The Sept. 14 commentary by Art Cullen of the Storm Lake Times in northwestern Iowa is a pretty good observation of U.S. Sen. Elizabeth Warren’s operation in planning to win the Iowa caucuses next February. Having lived in Iowa during the growth years of the presidential caucuses (1965 to 1999) and being involved in one way or another in candidate and issue campaigns, I understand quite well that political system. Like it or not, and fair or not, the Iowa caucuses have become an early bellwether of an eventual outcome of a campaign. It is not too much of a mystery why if you look at how ”unknown” candidates Jimmy Carter and Barack Obama did well there and became president. Others of both parties who came in first or second became the candidate for their party.

Organizing support in all 99 counties bodes well for those who actually do it. When in 2007 I had the occasion to contact the Hillary Clinton campaign for a visit by a group of women from Tajikistan, the campaign had two offices 40 miles apart with few staff members, yet when I contacted the Obama staff, they had 16 offices all over the state. I told my friends: Obama will win! Of course, he did. Being persistently present in every corner of the state has become necessary. (With the exception of the 2016 Iowa Republican caucus, where the eventual president had little organization. But then, nothing about him fits a pattern, or even makes much sense.)

Kathleen Wood Laurila, Crystal


A response to the response: Strib, broaden your coverage

There is a discouraging journalistic pattern in the Star Tribune coverage of events on St. Paul’s North End in the past months: soliciting comments only from a small list of white business owners. In the case of “St. Paul agonizes over shootings, response” (Sept. 15), it was the owner of Tin Cup bar and the owner of Ace Auto Parts.

As a 15-year resident of the North End, I can assure you that while these business owners might provide vocal, low-hanging fruit for the journalists, they do not represent the voice of much of our community.

Two white business owners do not represent the demographics of a neighborhood that is 66% people of color and only a third white. Nor do they represent the many eclectic and insightful voices living and working on our streets. We are all affected by these events and are affected again when the coverage only gives voice to one point of view.

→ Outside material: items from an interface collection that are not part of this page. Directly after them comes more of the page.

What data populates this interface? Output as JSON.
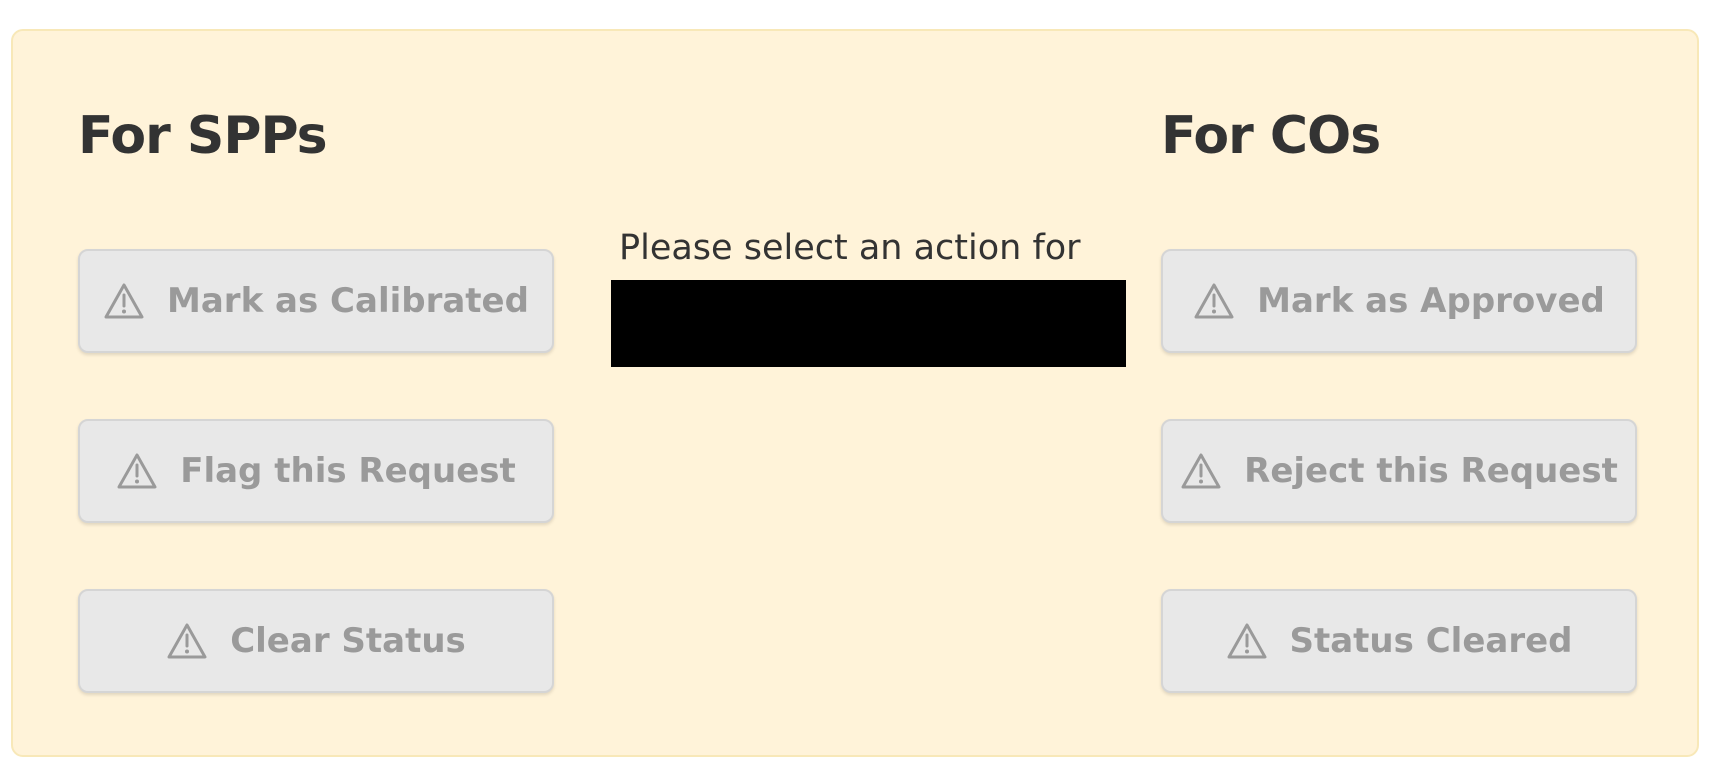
{
  "spp": {
    "heading": "For SPPs",
    "buttons": [
      {
        "label": "Mark as Calibrated",
        "icon": "warning-icon"
      },
      {
        "label": "Flag this Request",
        "icon": "warning-icon"
      },
      {
        "label": "Clear Status",
        "icon": "warning-icon"
      }
    ]
  },
  "co": {
    "heading": "For COs",
    "buttons": [
      {
        "label": "Mark as Approved",
        "icon": "warning-icon"
      },
      {
        "label": "Reject this Request",
        "icon": "warning-icon"
      },
      {
        "label": "Status Cleared",
        "icon": "warning-icon"
      }
    ]
  },
  "center": {
    "prompt": "Please select an action for"
  },
  "colors": {
    "panel_background": "#fff3d9",
    "panel_border": "#f8e8b8",
    "button_background": "#e8e8e8",
    "button_text": "#9a9a9a",
    "heading_text": "#333333",
    "redaction": "#000000"
  }
}
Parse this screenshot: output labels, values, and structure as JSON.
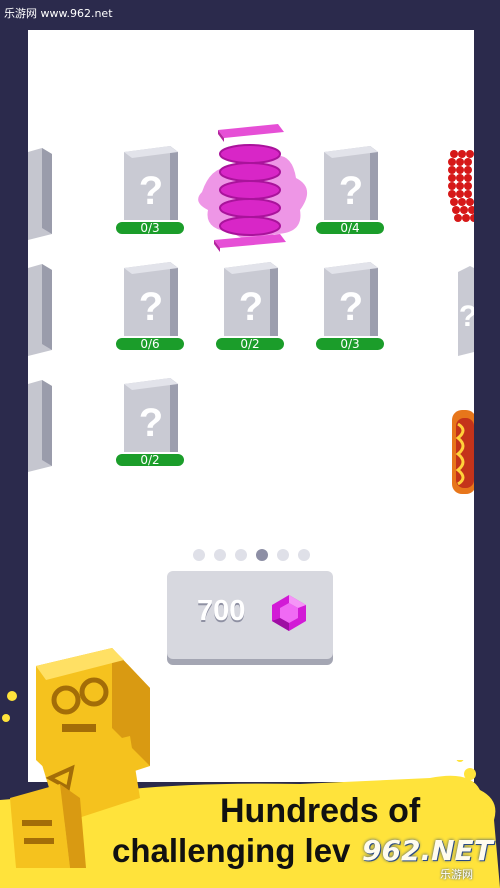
{
  "watermark": {
    "top": "乐游网 www.962.net",
    "bottom_logo": "962.NET",
    "bottom_sub": "乐游网"
  },
  "levels": [
    {
      "progress": "0/3",
      "locked": true
    },
    {
      "progress": "",
      "locked": false,
      "icon": "pink-spring-icon"
    },
    {
      "progress": "0/4",
      "locked": true
    },
    {
      "progress": "0/6",
      "locked": true
    },
    {
      "progress": "0/2",
      "locked": true
    },
    {
      "progress": "0/3",
      "locked": true
    },
    {
      "progress": "0/2",
      "locked": true
    }
  ],
  "pagination": {
    "total": 6,
    "active_index": 3
  },
  "gems": {
    "count": "700",
    "icon": "gem-icon",
    "color": "#d21ad6"
  },
  "banner": {
    "line1": "Hundreds of",
    "line2": "challenging lev"
  },
  "colors": {
    "background": "#2b2a4c",
    "badge": "#1b9d2a",
    "banner": "#ffe33b"
  }
}
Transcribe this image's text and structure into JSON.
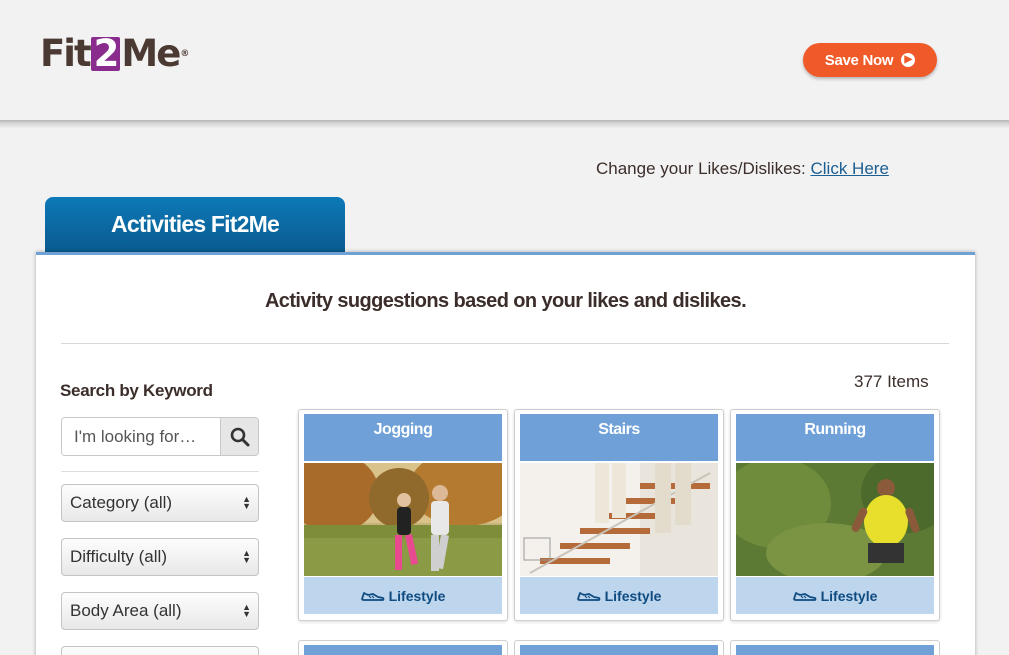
{
  "header": {
    "logo": {
      "pre": "Fit",
      "mid": "2",
      "post": "Me",
      "tm": "®"
    },
    "save_button": "Save Now"
  },
  "likes": {
    "label": "Change your Likes/Dislikes:",
    "link": "Click Here"
  },
  "tab": {
    "label": "Activities Fit2Me"
  },
  "panel": {
    "heading": "Activity suggestions based on your likes and dislikes.",
    "count": "377 Items"
  },
  "sidebar": {
    "search_label": "Search by Keyword",
    "search_placeholder": "I'm looking for…",
    "filters": [
      "Category (all)",
      "Difficulty (all)",
      "Body Area (all)"
    ]
  },
  "cards": [
    {
      "title": "Jogging",
      "tag": "Lifestyle"
    },
    {
      "title": "Stairs",
      "tag": "Lifestyle"
    },
    {
      "title": "Running",
      "tag": "Lifestyle"
    }
  ],
  "colors": {
    "accent_orange": "#ef5a28",
    "tab_blue": "#0a6aa6",
    "card_title_blue": "#6fa1d8",
    "card_foot_blue": "#bdd6ee",
    "logo_purple": "#8a2b8e"
  },
  "icons": [
    "search-icon",
    "sneaker-icon",
    "arrow-circle-right-icon",
    "select-arrows-icon"
  ]
}
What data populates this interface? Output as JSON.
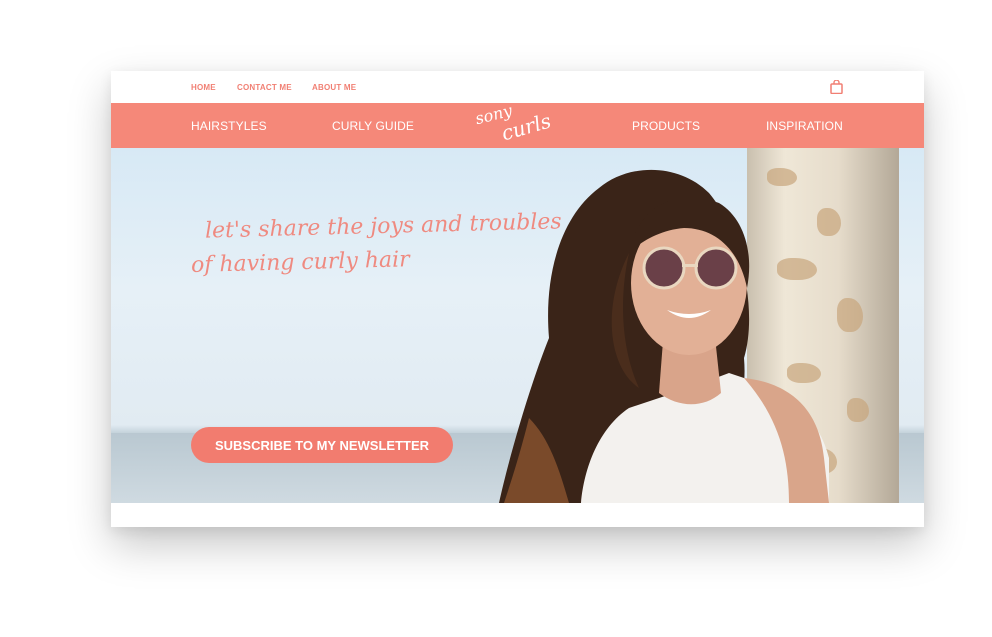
{
  "topbar": {
    "links": [
      "HOME",
      "CONTACT ME",
      "ABOUT ME"
    ]
  },
  "navbar": {
    "left_items": [
      "HAIRSTYLES",
      "CURLY GUIDE"
    ],
    "right_items": [
      "PRODUCTS",
      "INSPIRATION"
    ],
    "logo_line1": "sony",
    "logo_line2": "curls"
  },
  "hero": {
    "tagline_line1": "let's share the joys and troubles",
    "tagline_line2": "of having curly hair",
    "cta_label": "SUBSCRIBE TO MY NEWSLETTER"
  },
  "colors": {
    "accent": "#f58879",
    "link": "#f17f73",
    "button": "#f27c6f"
  },
  "icons": {
    "cart": "shopping-bag-icon"
  }
}
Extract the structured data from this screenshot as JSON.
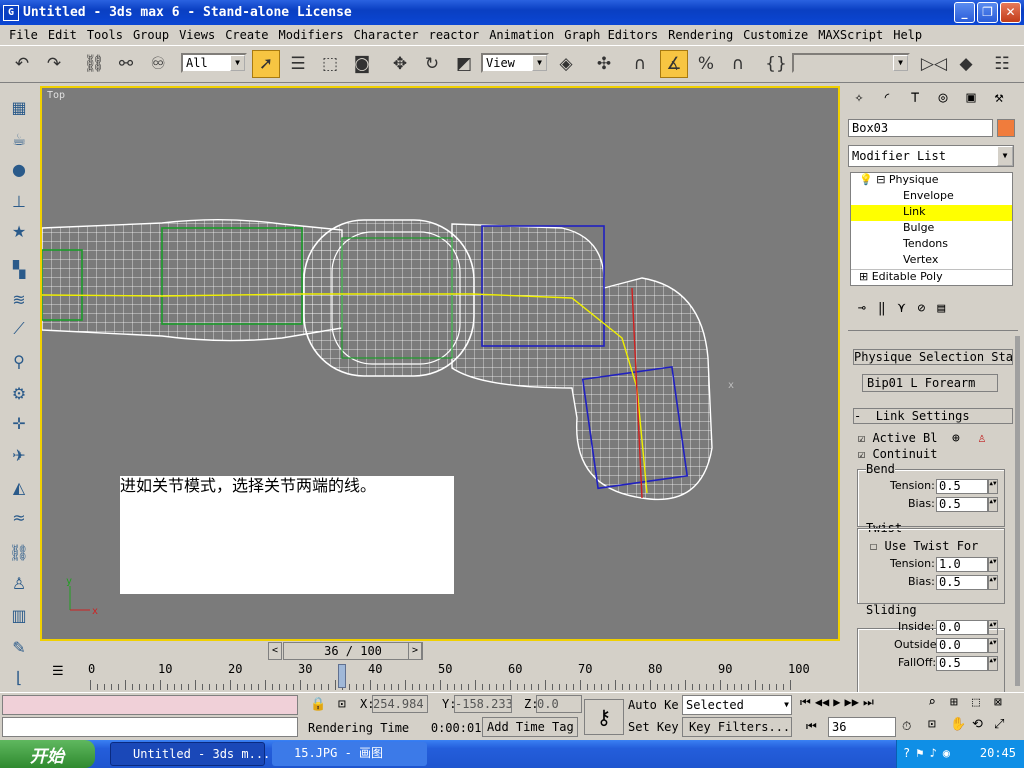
{
  "window": {
    "title": "Untitled - 3ds max 6 - Stand-alone License",
    "app_icon": "G"
  },
  "menu": [
    "File",
    "Edit",
    "Tools",
    "Group",
    "Views",
    "Create",
    "Modifiers",
    "Character",
    "reactor",
    "Animation",
    "Graph Editors",
    "Rendering",
    "Customize",
    "MAXScript",
    "Help"
  ],
  "toolbar": {
    "selection_filter": "All",
    "ref_coord": "View"
  },
  "viewport": {
    "label": "Top",
    "axis_x": "x",
    "axis_y": "y"
  },
  "note": {
    "text": "进如关节模式，选择关节两端的线。"
  },
  "timeline": {
    "frame_display": "36 / 100",
    "prev": "<",
    "next": ">",
    "ticks": [
      "0",
      "10",
      "20",
      "30",
      "40",
      "50",
      "60",
      "70",
      "80",
      "90",
      "100"
    ]
  },
  "command_panel": {
    "object_name": "Box03",
    "object_color": "#f07c3c",
    "modifier_list": "Modifier List",
    "stack": {
      "physique": "Physique",
      "items": [
        "Envelope",
        "Link",
        "Bulge",
        "Tendons",
        "Vertex"
      ],
      "selected": "Link",
      "editable_poly": "Editable Poly"
    },
    "selection_status_title": "Physique Selection Status",
    "selection_status_value": "Bip01 L Forearm",
    "link_settings_title": "Link Settings",
    "active_label": "Active Blending",
    "continuity_label": "Continuity",
    "bend": {
      "title": "Bend",
      "tension_label": "Tension:",
      "tension": "0.5",
      "bias_label": "Bias:",
      "bias": "0.5"
    },
    "twist": {
      "title": "Twist",
      "use_twist_label": "Use Twist For",
      "tension_label": "Tension:",
      "tension": "1.0",
      "bias_label": "Bias:",
      "bias": "0.5"
    },
    "sliding": {
      "title": "Sliding",
      "inside_label": "Inside:",
      "inside": "0.0",
      "outside_label": "Outside:",
      "outside": "0.0",
      "falloff_label": "FallOff:",
      "falloff": "0.5"
    }
  },
  "status": {
    "x_label": "X:",
    "x": "254.984",
    "y_label": "Y:",
    "y": "-158.233",
    "z_label": "Z:",
    "z": "0.0",
    "rendering_time_label": "Rendering Time",
    "rendering_time": "0:00:01",
    "add_time_tag": "Add Time Tag",
    "auto_key": "Auto Key",
    "set_key": "Set Key",
    "key_mode": "Selected",
    "key_filters": "Key Filters...",
    "frame": "36"
  },
  "taskbar": {
    "start": "开始",
    "tasks": [
      "Untitled - 3ds m...",
      "15.JPG - 画图"
    ],
    "clock": "20:45"
  }
}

May I suggest a few alternative sources to the journalists: Either of the principals from the Community School of Excellence or St. Paul Music Academy who deal directly with the fall out of these events in their student bodies. The Rev. Tyron Maxwell who operates a free grocery store. Kris Sorenson of In Progress, who works directly with our children and families. The Karen Organization of Minnesota, as the North End has the largest Karen population in the state. City Council Member Dai Thao of the First Ward, where one of the shootings occurred.

None of the people I’ve suggested is a business owner; only one is white; and all connect directly with the people who live and breathe every day in our neighborhoods.

Additionally, there are plenty of businesses whose owners do represent our diverse demographics, such as Puprya, Flawless Presentations, Toasted, Tracks, and the Hmong Elders Center.

It would be greatly appreciated if the Star Tribune took the time to hear from the wider and more representative voices of our neighborhoods when healing is needed.

Elizabeth J. Ingman, St. Paul


See the world — the whole world

I thank the Star Tribune for its picture of the globe on the Sept. 15 editorial page. Our view of the globe usually shows the Western Hemisphere ­— our hemisphere. The photo accompanying the letters that day shows Africa and suggests its true size.

Recently I learned how enormous Africa is — as large as the combined landmasses of the contiguous U.S., China, India, Japan, and much of Europe. I suspect that much of our ignorance about Africa’s size is tied up with our unconscious racism.

I also thank Mike Meyers for his clever analysis of President Donald Trump’s tariff war (“His favorite trick,” Opinion Exchange, Sept. 15). It brought an audible chuckle out of me.

Jeanette Blonigen Clancy, Avon, Minn.